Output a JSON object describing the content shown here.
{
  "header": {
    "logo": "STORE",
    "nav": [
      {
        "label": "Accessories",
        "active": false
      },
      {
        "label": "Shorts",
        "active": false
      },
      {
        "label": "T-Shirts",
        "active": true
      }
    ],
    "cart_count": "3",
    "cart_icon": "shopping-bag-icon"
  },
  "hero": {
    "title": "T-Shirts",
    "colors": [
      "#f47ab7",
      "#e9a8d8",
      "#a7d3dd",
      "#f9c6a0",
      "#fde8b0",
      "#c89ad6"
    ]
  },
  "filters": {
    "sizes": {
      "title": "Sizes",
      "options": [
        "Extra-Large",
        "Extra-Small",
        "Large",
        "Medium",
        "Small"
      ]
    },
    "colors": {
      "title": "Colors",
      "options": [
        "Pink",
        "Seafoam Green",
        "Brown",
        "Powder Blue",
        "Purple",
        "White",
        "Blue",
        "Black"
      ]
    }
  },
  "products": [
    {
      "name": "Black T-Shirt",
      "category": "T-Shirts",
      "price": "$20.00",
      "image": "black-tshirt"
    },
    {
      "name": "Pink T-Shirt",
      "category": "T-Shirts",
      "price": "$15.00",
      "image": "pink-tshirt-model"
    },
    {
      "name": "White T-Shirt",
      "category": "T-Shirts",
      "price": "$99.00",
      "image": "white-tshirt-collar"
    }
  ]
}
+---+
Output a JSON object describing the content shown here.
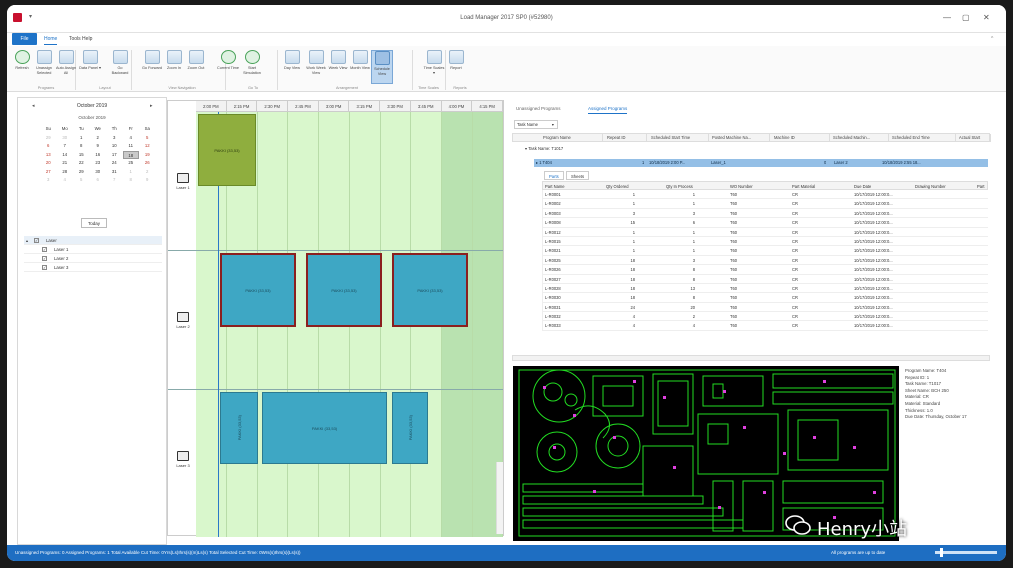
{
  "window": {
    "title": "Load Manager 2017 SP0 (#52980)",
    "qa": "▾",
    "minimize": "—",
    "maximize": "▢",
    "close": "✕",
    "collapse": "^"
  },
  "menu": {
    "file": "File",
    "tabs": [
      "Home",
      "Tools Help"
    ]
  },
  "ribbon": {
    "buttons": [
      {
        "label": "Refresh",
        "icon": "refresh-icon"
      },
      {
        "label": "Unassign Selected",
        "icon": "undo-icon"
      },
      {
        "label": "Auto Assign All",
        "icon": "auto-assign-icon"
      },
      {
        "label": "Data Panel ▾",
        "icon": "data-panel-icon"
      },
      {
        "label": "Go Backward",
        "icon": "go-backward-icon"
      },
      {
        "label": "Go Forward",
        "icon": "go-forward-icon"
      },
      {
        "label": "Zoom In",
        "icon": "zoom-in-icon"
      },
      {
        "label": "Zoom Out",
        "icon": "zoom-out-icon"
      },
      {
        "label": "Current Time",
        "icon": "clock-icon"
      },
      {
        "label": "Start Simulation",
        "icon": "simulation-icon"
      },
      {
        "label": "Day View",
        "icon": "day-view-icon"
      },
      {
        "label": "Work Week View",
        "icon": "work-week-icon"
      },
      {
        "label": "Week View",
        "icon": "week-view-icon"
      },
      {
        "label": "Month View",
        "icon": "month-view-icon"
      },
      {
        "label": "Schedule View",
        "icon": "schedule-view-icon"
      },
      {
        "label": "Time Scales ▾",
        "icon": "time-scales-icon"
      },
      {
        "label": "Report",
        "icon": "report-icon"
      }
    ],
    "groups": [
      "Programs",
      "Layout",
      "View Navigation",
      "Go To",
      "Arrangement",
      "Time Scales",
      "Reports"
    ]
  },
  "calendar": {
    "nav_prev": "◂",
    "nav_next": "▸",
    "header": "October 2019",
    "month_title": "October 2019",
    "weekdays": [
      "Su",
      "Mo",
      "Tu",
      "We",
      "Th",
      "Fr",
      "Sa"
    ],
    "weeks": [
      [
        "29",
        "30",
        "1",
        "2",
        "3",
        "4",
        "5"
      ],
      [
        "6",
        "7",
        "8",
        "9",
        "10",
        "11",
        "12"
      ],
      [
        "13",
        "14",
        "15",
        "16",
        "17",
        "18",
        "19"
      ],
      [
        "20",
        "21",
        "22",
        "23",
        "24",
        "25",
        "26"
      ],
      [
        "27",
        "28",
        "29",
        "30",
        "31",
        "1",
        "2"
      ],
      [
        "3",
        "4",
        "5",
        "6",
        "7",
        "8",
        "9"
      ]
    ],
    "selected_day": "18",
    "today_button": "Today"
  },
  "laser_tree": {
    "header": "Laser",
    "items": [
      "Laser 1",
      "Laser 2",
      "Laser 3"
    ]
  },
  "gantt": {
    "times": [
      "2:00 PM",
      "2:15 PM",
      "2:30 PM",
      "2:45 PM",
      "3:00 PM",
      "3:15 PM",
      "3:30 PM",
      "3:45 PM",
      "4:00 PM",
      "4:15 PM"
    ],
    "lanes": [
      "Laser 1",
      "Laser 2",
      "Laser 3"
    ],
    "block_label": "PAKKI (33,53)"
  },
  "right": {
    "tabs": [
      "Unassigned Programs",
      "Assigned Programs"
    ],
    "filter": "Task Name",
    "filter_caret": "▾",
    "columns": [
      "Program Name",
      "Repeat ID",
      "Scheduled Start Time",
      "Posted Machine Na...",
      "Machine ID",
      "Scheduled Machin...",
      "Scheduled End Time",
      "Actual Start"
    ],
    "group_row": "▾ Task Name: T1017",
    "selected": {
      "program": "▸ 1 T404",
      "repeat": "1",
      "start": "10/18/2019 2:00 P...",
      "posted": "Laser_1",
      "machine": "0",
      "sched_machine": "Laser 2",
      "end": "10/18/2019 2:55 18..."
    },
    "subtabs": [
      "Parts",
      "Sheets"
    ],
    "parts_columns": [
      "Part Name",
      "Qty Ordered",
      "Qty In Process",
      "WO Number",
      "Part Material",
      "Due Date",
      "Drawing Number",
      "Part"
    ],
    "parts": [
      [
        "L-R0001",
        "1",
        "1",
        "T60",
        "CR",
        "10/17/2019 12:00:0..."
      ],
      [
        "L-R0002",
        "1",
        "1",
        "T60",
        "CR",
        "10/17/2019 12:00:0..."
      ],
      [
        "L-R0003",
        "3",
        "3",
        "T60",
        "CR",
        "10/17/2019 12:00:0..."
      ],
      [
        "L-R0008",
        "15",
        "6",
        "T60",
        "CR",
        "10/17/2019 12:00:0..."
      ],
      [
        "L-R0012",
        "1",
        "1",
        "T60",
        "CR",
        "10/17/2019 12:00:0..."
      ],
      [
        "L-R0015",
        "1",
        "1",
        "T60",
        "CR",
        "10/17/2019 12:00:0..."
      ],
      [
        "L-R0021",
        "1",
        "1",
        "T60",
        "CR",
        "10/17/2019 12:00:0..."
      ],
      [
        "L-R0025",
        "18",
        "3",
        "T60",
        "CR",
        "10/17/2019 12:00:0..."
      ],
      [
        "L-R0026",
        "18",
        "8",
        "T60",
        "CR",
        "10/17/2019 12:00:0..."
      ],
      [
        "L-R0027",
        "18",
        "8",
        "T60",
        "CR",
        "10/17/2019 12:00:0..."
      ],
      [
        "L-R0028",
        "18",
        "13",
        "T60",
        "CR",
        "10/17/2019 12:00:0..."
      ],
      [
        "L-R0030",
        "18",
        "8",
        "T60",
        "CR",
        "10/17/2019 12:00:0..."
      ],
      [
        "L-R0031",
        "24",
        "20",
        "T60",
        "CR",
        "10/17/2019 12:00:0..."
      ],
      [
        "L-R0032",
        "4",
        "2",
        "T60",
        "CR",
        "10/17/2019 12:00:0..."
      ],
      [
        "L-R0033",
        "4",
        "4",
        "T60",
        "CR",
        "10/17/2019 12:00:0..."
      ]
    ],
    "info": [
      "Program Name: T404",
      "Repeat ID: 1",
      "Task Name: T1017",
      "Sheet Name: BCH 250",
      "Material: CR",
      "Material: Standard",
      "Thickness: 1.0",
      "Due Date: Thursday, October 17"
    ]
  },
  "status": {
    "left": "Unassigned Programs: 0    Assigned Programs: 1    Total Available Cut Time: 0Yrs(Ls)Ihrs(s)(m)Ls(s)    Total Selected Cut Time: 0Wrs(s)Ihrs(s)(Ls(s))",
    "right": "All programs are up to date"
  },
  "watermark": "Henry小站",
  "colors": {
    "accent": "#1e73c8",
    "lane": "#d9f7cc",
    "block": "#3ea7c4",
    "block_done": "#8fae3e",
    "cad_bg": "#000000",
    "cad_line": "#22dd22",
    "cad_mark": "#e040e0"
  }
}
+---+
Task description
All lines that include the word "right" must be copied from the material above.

Expected answer
  "right": {
    "right": "All programs are up to date"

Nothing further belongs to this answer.